    (a) The purchase-money collateral also secures an obligation that is not a purchase-money obligation;
    (b) Collateral that is not purchase-money collateral also secures the purchase money obligation; or
    (c) The purchase-money obligation has been renewed, refinanced, consolidated, or restructured.
    (7) A secured party claiming a purchase-money security interest has the burden of establishing the extent to which the security interest is a purchase-money security interest.

    While the Court agrees that it does have the discretion as to whether to apply the dual status or the transformation rule to a partial purchase money security interest, the Court finds that with respect to negative equity, the transformation rule is the appropriate rule to be applied. As the court in Price pointed out, notwithstanding the fact that a sales contract may clearly state the amount of the `purported purchase price of a vehicle, a vehicle's true purchase price and the amount of negative equity is difficult to compute and is in fact a "mystery", mystery", with the actual purchase price being affected by an unreasonably low allowance on a traded in vehicle. Price, 363 B.R. at 745. A creditor's burden of establishing the difference between the purchase price and advances to pay the debt on the traded in vehicle is "a virtually impossible task." Id. Moreover, a court is burdened with the task of the allocation of pre-bankruptcy payments to the purchase money and non-purchase money portions of the secured debt. Id. The Court declines the task of "unwind[ing] the manipulations" which would be foisted upon it were it to apply the dual status rule to the financing of negative equity in retail installment contracts. See Peaslee, 358 B.R. at 560. Accordingly, the Court will apply the transformation rule to such situations.[2] Claim 1 is not secured by a purchase money security interest in any amount. Consequently, *731 the prohibition against strip down in § 1325(a) does not apply and Debtor may therefore bifurcate Claim 1 into secured and unsecured components pursuant to 11 U.S.C. § 506(a)(1).

    Conclusion
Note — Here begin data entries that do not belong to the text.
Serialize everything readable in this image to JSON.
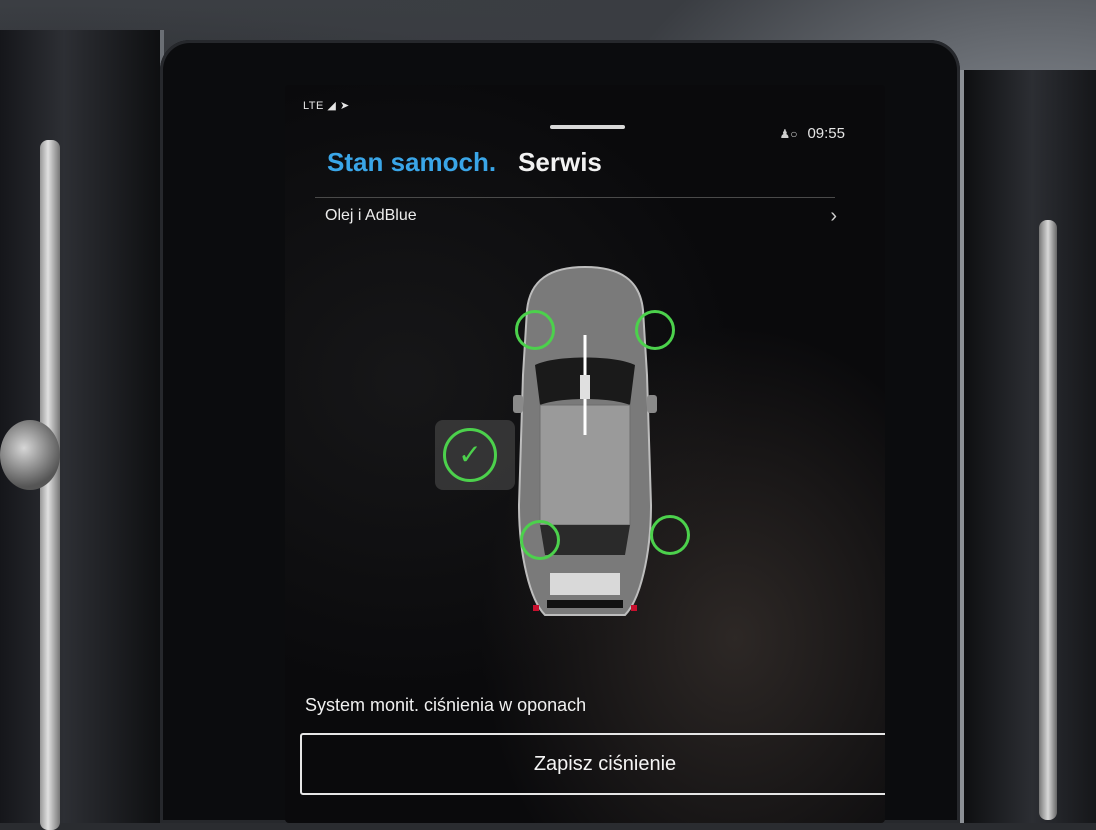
{
  "statusbar": {
    "network": "LTE",
    "time": "09:55"
  },
  "tabs": [
    {
      "label": "Stan samoch.",
      "active": true
    },
    {
      "label": "Serwis",
      "active": false
    }
  ],
  "oil_row": {
    "label": "Olej i AdBlue"
  },
  "tpms": {
    "status": "ok",
    "label": "System monit. ciśnienia w oponach",
    "button_label": "Zapisz ciśnienie"
  },
  "colors": {
    "accent": "#3aa6e8",
    "ok_green": "#4cd14c"
  }
}
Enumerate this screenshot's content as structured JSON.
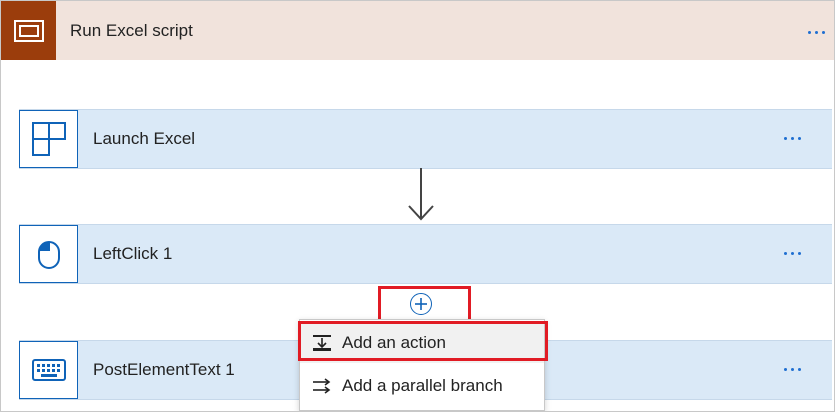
{
  "header": {
    "title": "Run Excel script",
    "icon": "window-icon",
    "accent": "#9b3d0c"
  },
  "steps": [
    {
      "title": "Launch Excel",
      "icon": "app-grid-icon"
    },
    {
      "title": "LeftClick 1",
      "icon": "mouse-icon"
    },
    {
      "title": "PostElementText 1",
      "icon": "keyboard-icon"
    }
  ],
  "menu": {
    "items": [
      {
        "label": "Add an action",
        "icon": "add-action-icon"
      },
      {
        "label": "Add a parallel branch",
        "icon": "parallel-branch-icon"
      }
    ]
  },
  "colors": {
    "card": "#dae9f7",
    "accent_blue": "#0f63b8",
    "highlight_red": "#e11b24"
  }
}
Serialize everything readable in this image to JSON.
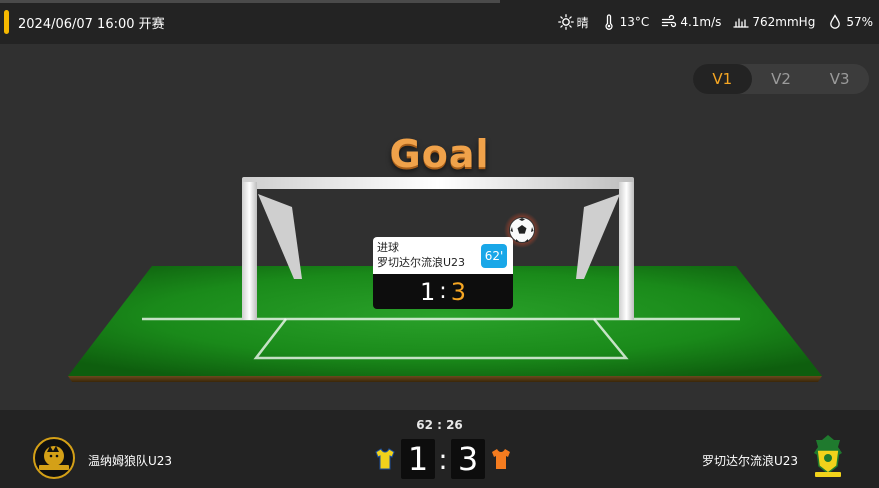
{
  "header": {
    "match_time": "2024/06/07 16:00 开赛",
    "weather": {
      "condition": "晴",
      "temperature": "13°C",
      "wind": "4.1m/s",
      "pressure": "762mmHg",
      "humidity": "57%"
    }
  },
  "version_switch": {
    "options": [
      "V1",
      "V2",
      "V3"
    ],
    "selected": "V1"
  },
  "animation": {
    "title": "Goal",
    "event": {
      "type": "进球",
      "team": "罗切达尔流浪U23",
      "minute": "62'",
      "score_home": "1",
      "score_sep": ":",
      "score_away": "3"
    }
  },
  "match": {
    "clock": "62 : 26",
    "home": {
      "name": "温纳姆狼队U23",
      "score": "1",
      "jersey_color": "#f2d21b"
    },
    "away": {
      "name": "罗切达尔流浪U23",
      "score": "3",
      "jersey_color": "#f57c1f"
    },
    "separator": ":"
  },
  "colors": {
    "accent": "#f5b800",
    "active_version": "#f5a623",
    "minute_badge": "#19a7e8",
    "grass": "#1f8a1f",
    "goal_text": "#f0a24a"
  }
}
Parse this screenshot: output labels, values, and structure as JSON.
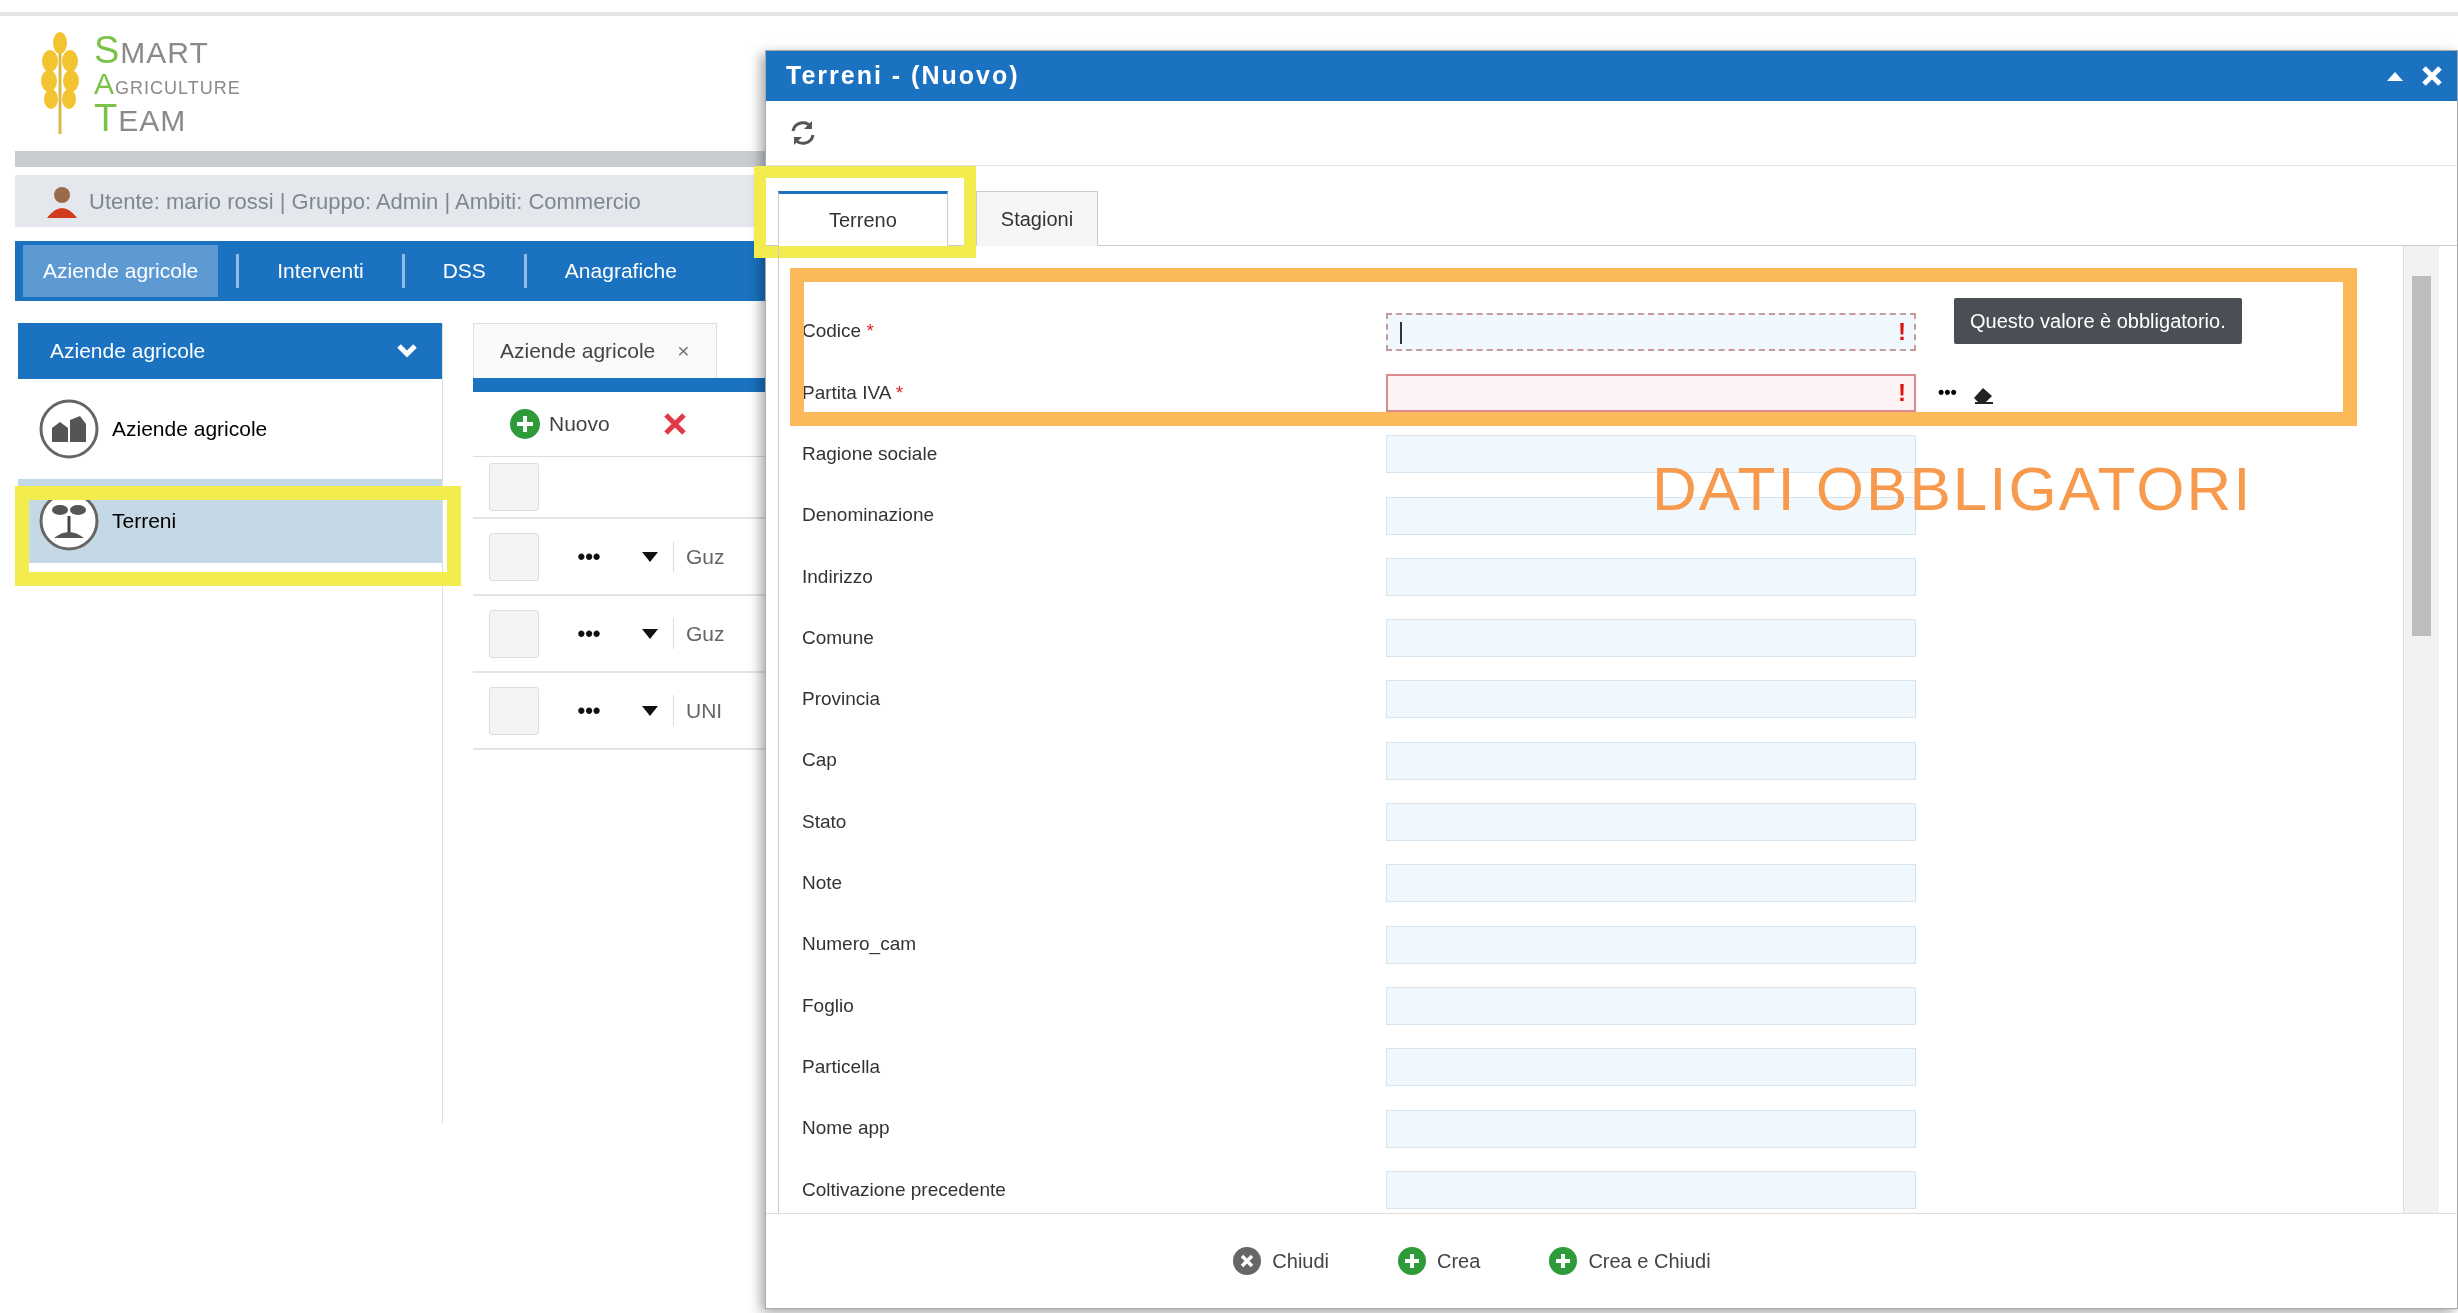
{
  "logo": {
    "lines": [
      {
        "initial": "S",
        "rest": "MART"
      },
      {
        "initial": "A",
        "rest": "GRICULTURE"
      },
      {
        "initial": "T",
        "rest": "EAM"
      }
    ]
  },
  "user_bar": {
    "text": "Utente: mario rossi | Gruppo: Admin | Ambiti: Commercio"
  },
  "nav": [
    {
      "label": "Aziende agricole",
      "selected": true
    },
    {
      "label": "Interventi",
      "selected": false
    },
    {
      "label": "DSS",
      "selected": false
    },
    {
      "label": "Anagrafiche",
      "selected": false
    }
  ],
  "sidebar": {
    "title": "Aziende agricole",
    "items": [
      {
        "label": "Aziende agricole",
        "kind": "farm",
        "selected": false
      },
      {
        "label": "Terreni",
        "kind": "sprout",
        "selected": true
      }
    ]
  },
  "main": {
    "tab": {
      "label": "Aziende agricole",
      "close": "×"
    },
    "toolbar": [
      {
        "kind": "add",
        "label": "Nuovo"
      },
      {
        "kind": "delete"
      }
    ],
    "header_checked": false,
    "rows": [
      {
        "checked": false,
        "menu": "•••",
        "cell": "Guz"
      },
      {
        "checked": false,
        "menu": "•••",
        "cell": "Guz"
      },
      {
        "checked": false,
        "menu": "•••",
        "cell": "UNI"
      }
    ]
  },
  "dialog": {
    "title": "Terreni - (Nuovo)",
    "tabs": [
      {
        "label": "Terreno",
        "selected": true
      },
      {
        "label": "Stagioni",
        "selected": false
      }
    ],
    "fields": [
      {
        "label": "Codice",
        "required_mark": "*",
        "invalid": true,
        "focused": true,
        "error_mark": "!",
        "tooltip": "Questo valore è obbligatorio."
      },
      {
        "label": "Partita IVA",
        "required_mark": "*",
        "invalid": true,
        "focused": false,
        "error_mark": "!",
        "lookup": "•••",
        "clear_button": true
      },
      {
        "label": "Ragione sociale",
        "invalid": false,
        "focused": false
      },
      {
        "label": "Denominazione",
        "invalid": false,
        "focused": false
      },
      {
        "label": "Indirizzo",
        "invalid": false,
        "focused": false
      },
      {
        "label": "Comune",
        "invalid": false,
        "focused": false
      },
      {
        "label": "Provincia",
        "invalid": false,
        "focused": false
      },
      {
        "label": "Cap",
        "invalid": false,
        "focused": false
      },
      {
        "label": "Stato",
        "invalid": false,
        "focused": false
      },
      {
        "label": "Note",
        "invalid": false,
        "focused": false
      },
      {
        "label": "Numero_cam",
        "invalid": false,
        "focused": false
      },
      {
        "label": "Foglio",
        "invalid": false,
        "focused": false
      },
      {
        "label": "Particella",
        "invalid": false,
        "focused": false
      },
      {
        "label": "Nome app",
        "invalid": false,
        "focused": false
      },
      {
        "label": "Coltivazione precedente",
        "invalid": false,
        "focused": false
      }
    ],
    "buttons": [
      {
        "kind": "close",
        "label": "Chiudi"
      },
      {
        "kind": "add",
        "label": "Crea"
      },
      {
        "kind": "add",
        "label": "Crea e Chiudi"
      }
    ]
  },
  "annotation": {
    "text": "DATI OBBLIGATORI"
  }
}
    The Negative equity and GAP insurance which Americredit financed in the Simple Installment Contract are not part of the purchase price of the Trailblazer and thus do not give rise to a purchase money security interest under Florida's version of the Uniform Commercial Code. Pursuant to the application of the transformation rule, the inclusion of negative equity in the purchase of the Trailblazer transforms Claim 1 into a non-purchase money security interest. Consequently, the prohibition against strip down in § 1325(a) does not apply and Debtor may therefore bifurcate Claim 1 into secured and unsecured parts pursuant to 11 U.S.C. § 506(a)(1). The Court will enter a separate order consistent with these Findings of Fact and Conclusions of Law and will schedule an evidentiary hearing on the Motion to Value.

    NOTES

    [1] Americredit asserts that the bankruptcy court cases' reliance on and transposition into the Bankruptcy Code of the Uniform Commercial Code's definition of a purchase money security interest is incorrect. Americredit asserts that were the Court to rely on the UCC definition to define the meaning of purchase money security interest under § 1325, an absurd result would obtain. The Court rejects these assertions.

    [2] Because the Court finds that the transformation rule is the appropriate one to apply in instances in which a creditor finances negative equity, the Court need not address which rule to apply with respect to GAP insurance. The Court addresses that issue in In re Honcoop, XX-XXXX-XP3.

Document Info

DocketNumber: 07-1019-3F3

Citation Numbers: 377 B.R. 724

Judges: Jerry A. Funk

Filed Date: 9/19/2007

Precedential Status: Precedential

Modified Date: 3/3/2016